PORTLAND, Ore. — Learning is usually associated with software — as in "deep learning." Now U.K. researchers have found a way to teach nanotube circuitry to learn its proper functions without changing its random pattern. Next they plan to "evolve" polymer-nanotube composite circuits with the help of a liquid crystal that allows them to change their underlying patterns. Separately, U.S. researchers have found a way to build the random patterned base automatically.
"We have already shown the optimization of simple logic gates (including a half adder circuit) within the polymer/nanotube composite. In the future we are expanding the search for other functions," Mark Massey, Research Associate at Durham University (U.K.) told EE Times. "One of particular interest is the evolution of a neuron within the material. Another interesting application is that of classifying sets of data — another problem that we are working on."
The method works by laying down a random pattern of nanotubes in the polymer composite, then patterning numerous metallic electrode pads on the input side and output side (see photo). The desired input voltages are then applied to the input electrodes, and the voltages are measured at the output electrodes. The extra additional pads then have adjustable voltages applied to them until the desired function is realized, whereupon they are fixed.
Nanotube circuits (middle) learn their functions by applying the corresponding voltages to the electrodes (around edge).
(Source: Durham University)
"An input is applied to the input pads, then the output is sampled and compared with the desired output for that given input. Configuration voltages are applied to the additional pads to train or 'evolve' the material," Massey told us. "These configuration voltages are adjusted by a computer algorithm during each iteration to adjust the material until it gives the desired output."
So far the team is not trying to change the random patterning of the nanotube/polymer composite, but only learn the pathways that are already there that will realize the function they want it to perform.
"We are not evolving or training a circuit in the conventional sense, the material is a combination of pathways with differing conductivities / insulating regions.

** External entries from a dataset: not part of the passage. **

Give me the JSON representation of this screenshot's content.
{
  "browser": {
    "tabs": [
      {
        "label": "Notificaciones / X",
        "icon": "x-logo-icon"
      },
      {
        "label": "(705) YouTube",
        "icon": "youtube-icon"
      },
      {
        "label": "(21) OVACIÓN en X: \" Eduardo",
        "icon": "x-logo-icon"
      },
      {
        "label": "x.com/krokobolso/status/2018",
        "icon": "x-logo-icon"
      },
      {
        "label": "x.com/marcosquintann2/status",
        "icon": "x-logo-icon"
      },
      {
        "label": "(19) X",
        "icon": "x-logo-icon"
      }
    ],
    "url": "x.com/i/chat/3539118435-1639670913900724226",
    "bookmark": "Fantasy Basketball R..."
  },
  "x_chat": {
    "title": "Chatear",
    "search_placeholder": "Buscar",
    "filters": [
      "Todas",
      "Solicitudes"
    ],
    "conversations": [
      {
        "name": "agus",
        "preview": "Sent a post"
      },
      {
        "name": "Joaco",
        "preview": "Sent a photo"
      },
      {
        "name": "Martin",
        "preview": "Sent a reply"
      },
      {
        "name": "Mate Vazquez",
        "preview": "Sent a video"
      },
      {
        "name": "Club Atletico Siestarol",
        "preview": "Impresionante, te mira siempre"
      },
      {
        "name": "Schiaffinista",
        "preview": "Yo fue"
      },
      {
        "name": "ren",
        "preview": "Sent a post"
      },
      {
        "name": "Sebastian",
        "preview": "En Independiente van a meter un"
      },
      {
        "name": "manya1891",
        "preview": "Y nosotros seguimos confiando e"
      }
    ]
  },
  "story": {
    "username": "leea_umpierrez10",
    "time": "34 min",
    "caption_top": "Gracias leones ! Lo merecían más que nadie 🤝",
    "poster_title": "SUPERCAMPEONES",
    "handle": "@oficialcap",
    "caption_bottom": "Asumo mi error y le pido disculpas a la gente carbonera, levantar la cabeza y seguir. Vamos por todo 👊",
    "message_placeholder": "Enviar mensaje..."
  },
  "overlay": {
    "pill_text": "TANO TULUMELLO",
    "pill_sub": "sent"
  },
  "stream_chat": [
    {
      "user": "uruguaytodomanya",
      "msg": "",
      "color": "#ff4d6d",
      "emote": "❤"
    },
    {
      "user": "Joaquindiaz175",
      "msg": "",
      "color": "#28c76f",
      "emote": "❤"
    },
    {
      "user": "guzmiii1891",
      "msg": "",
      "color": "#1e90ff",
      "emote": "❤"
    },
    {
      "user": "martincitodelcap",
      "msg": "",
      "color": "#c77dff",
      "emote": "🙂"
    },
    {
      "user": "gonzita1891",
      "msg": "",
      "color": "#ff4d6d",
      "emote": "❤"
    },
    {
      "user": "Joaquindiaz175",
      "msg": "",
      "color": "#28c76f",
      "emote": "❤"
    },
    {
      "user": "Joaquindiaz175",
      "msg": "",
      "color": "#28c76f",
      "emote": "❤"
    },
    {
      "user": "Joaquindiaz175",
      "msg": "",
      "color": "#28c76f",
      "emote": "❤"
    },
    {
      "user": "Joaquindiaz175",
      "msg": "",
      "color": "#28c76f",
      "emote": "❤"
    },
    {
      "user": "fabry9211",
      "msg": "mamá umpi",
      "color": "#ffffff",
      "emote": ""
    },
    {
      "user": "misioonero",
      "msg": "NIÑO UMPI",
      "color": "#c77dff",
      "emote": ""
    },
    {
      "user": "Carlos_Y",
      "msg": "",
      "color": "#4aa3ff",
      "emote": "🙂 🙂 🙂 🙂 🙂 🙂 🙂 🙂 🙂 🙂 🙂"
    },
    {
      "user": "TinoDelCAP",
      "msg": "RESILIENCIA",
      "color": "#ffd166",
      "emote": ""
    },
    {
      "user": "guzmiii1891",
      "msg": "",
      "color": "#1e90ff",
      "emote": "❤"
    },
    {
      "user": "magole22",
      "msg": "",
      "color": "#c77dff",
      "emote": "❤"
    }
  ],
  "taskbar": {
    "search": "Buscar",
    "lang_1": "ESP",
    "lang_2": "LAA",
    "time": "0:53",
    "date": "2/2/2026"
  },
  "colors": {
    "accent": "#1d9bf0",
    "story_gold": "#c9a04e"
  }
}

This complex network allows us to exploit it for our work," Massey told us. "We can image the overall network with electron microscopy, but this does not reveal the actual 'circuit', but only its physical structure."
Their next step, however, is to submerge the nanotube-polymer composite into liquid crystals that will allow the underlying nanotube circuits to realign, permitting them to evolve into their proper function.
"Next we want to use liquid based materials, where we do expect to see a change in the structure and self organization," Massey told us.
Cleaning the Slate
The biggest problem with forming such nanotube films in the first place is the fact that some nanotubes are metallic and some of semiconducting, forcing most researchers to sort them before forming a film. Various methods have been tried solve this problem, but none has been both low cost and effective. Now researchers at the University of Illinois at Urbana-Champaign (ULIC) claim to have invented a method that is both cheap and 100 percent effective.
It works by placing the film to be "cleansed" of metallic nanotubes in contact with a metal substrate. Then a heat sensitive polymer film is placed on the other side of the film. When an voltage is passed through the metal substrates is heats up the metallic nanotubes — which conduct current — just enough to cause a trench to rupture in the polymer overcoat revealing the metallic nanotube's location (see picture). A standard desktop procedure can then remove all the metallic nanotubes at once and chemically dissolve the polymer overcoat so the 100 percent purified nanotube film can be transferred to its final substrate.
— R. Colin Johnson, Advanced Technology Editor, EE Times